The First 20 Hours by Josh Kaufman firmly lands in the bracket of improving/ideas books that offers very little by way of new insight and so doesn't really warrant appearing in anything longer than a pamphlet or long-form article. Indeed, I haven't read the book and recommend you follow a similar approach. Instead, listen to the TED lecture but only from the 8-minute mark onward (even the first half of the video isn't worth listening to!), take some notes, read one or two reviews to take comfort that you aren't missing anything critical to the message, be inspired, and start looking into some new skills to master. I do think the overall message is important and very well communicated by Kaufman; I just think that a full length book isn't the best medium for the message.
The central idea: it takes approximately 20 hours of focused and deliberate practice to learn a new skill to a reasonable level of proficiency.

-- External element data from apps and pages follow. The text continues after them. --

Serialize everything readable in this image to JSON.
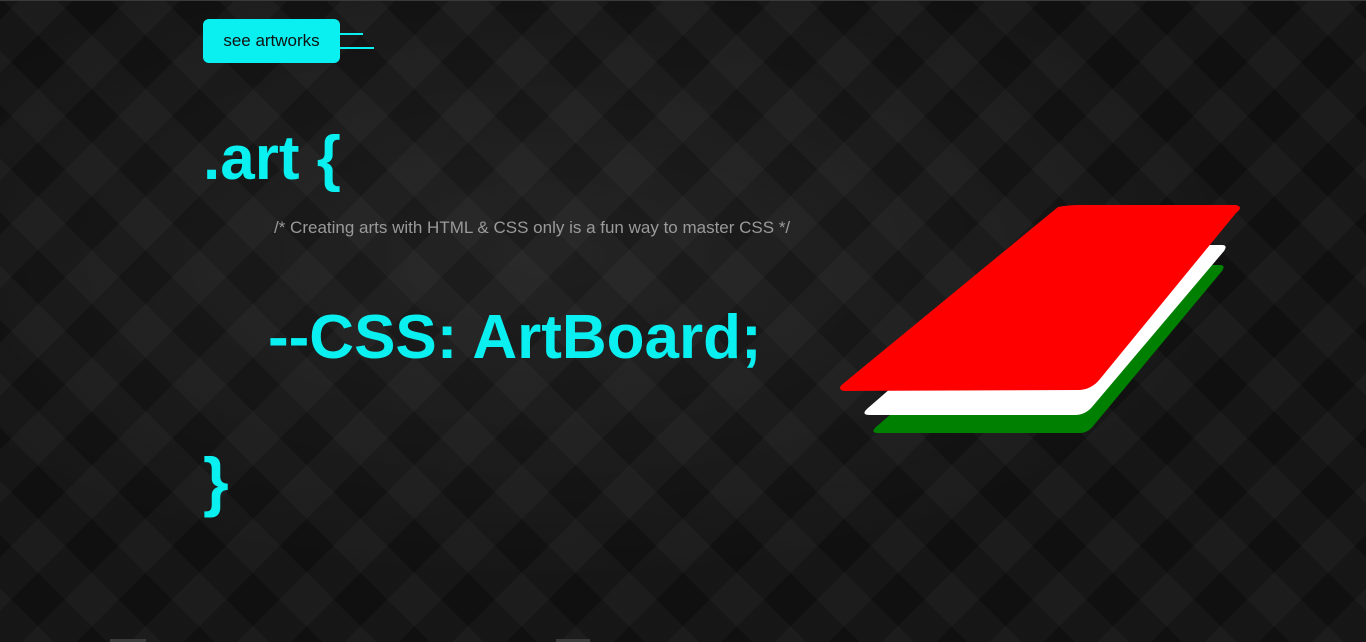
{
  "button": {
    "see_artworks_label": "see artworks"
  },
  "code": {
    "open_brace": ".art {",
    "comment": "/* Creating arts with HTML & CSS only is a fun way to master CSS */",
    "variable": "--CSS: ArtBoard;",
    "close_brace": "}"
  },
  "colors": {
    "accent": "#0af0f0",
    "comment": "#9a9a9a",
    "layer_top": "#ff0000",
    "layer_middle": "#ffffff",
    "layer_bottom": "#008000"
  }
}
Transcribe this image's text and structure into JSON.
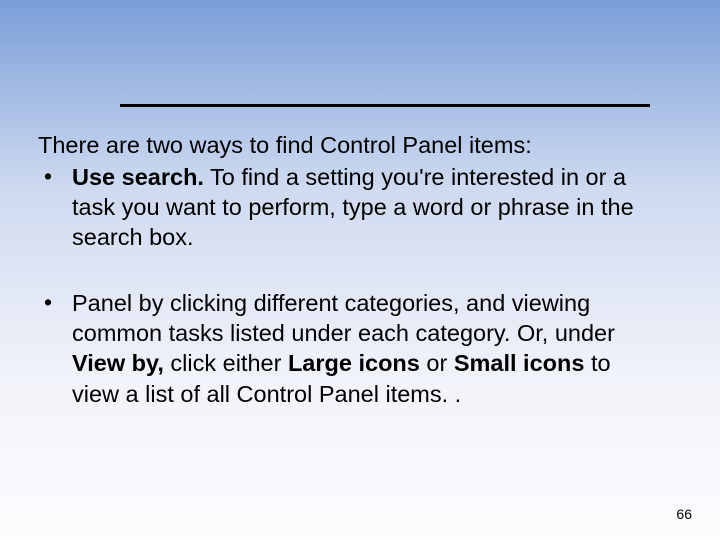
{
  "intro": "There are two ways to find Control Panel items:",
  "bullets": [
    {
      "lead_bold": "Use search.",
      "rest": " To find a setting you're interested in or a task you want to perform, type a word or phrase in the search box."
    },
    {
      "pre": "Panel by clicking different categories, and viewing common tasks listed under each category. Or, under ",
      "b1": "View by,",
      "mid1": " click either ",
      "b2": "Large icons",
      "mid2": " or ",
      "b3": "Small icons",
      "post": " to view a list of all Control Panel items. ."
    }
  ],
  "page_number": "66"
}
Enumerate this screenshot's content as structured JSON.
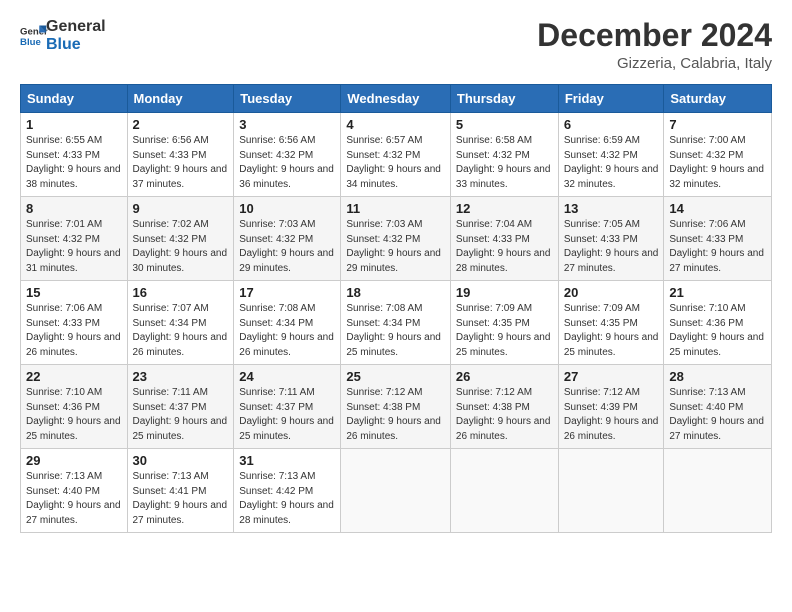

Put in this time and you will be pleasantly surprised by the results of your efforts.
Key elements to the approach:
1. Deconstruct the skill - break the skill down into its key component pieces and practice the most
important things first.
2. Learn enough to self-correct - Don't get lost in research procrastination. By all means, have multiple books and resources at hand but use these tools to notice and correct errors instead of procrastinating. In other words, get stuck in and learn by doing!
3. Remove barriers to practice - Have everything in place to practice the skill. The TV, internet, etc are all distraction traps.
4. Practice for at least 20 hours - Pre-committing to 20 hours means that you won't stop at the initial "frustration barrier". Remember that a major barrier to learning something new isn't intellectual but emotional.
The idea is common sense codified into a simple framework. However, while the 20 hour rule may be appear little more than gimmicky cheese tailored to win over a publishing contract, if you apply the rule with some discipline then at least you will have given your efforts a fair shot at success.
I do think that with so many options available at our disposal, it would be a shame to spend all of our lives specialising in a narrow range of skills or worse still, just sitting on the couch. Surely, the act of learning new things is enriching in itself and the breadth of knowledge surely makes for a more fulfilled individual. Mastery clearly pays in the modern workplace but this is not always true, and it is certainly not true when applied to the personal sphere.
Here is a cool summary graphic from another blogger (click on the image to embiggen):
And here is the video, just don't forget to skip forward 8 minutes:
Kaufman also has some useful bonus material on his web-site for people who have bought the book, including summary sheets and some useful Q+As. He asks not to provide a link so I won't, but if you are a master Google sniper, you'll find the materials with ease. Here are some of my choice tips from the bonus page:
Info junkie? - If you are drowning in too much information, with too many choices and things that you want to pursue, simply list them down in a "someday maybe" list. This helps to mentally offload the ideas, freeing up your mind space to select the one you want to do most and focus on it without distraction. Note, Kaufman recommends learning one skill at a time, appreciating that most people have time constraints (and if you have extra time in the day, use it to better develop that skill).
What about ambiguous goals such as personal speaking? Ask why you want to achieve this goal and specifically what you want to get out of it. Maybe set a target of getting to a stage where you feel comfortable about the task without panic setting in e.g. a stage where it is fun to to talk to a group of people for 5 minutes. Try and find opportunities to practice, getting up and speaking as much as possible.
What if the skill requires physical training i.e. is beyond your physical ability - Training is different to building a skill e.g. acquisition of motor skills, balancing etc. The skill can require strength which requires training (cardio, strength).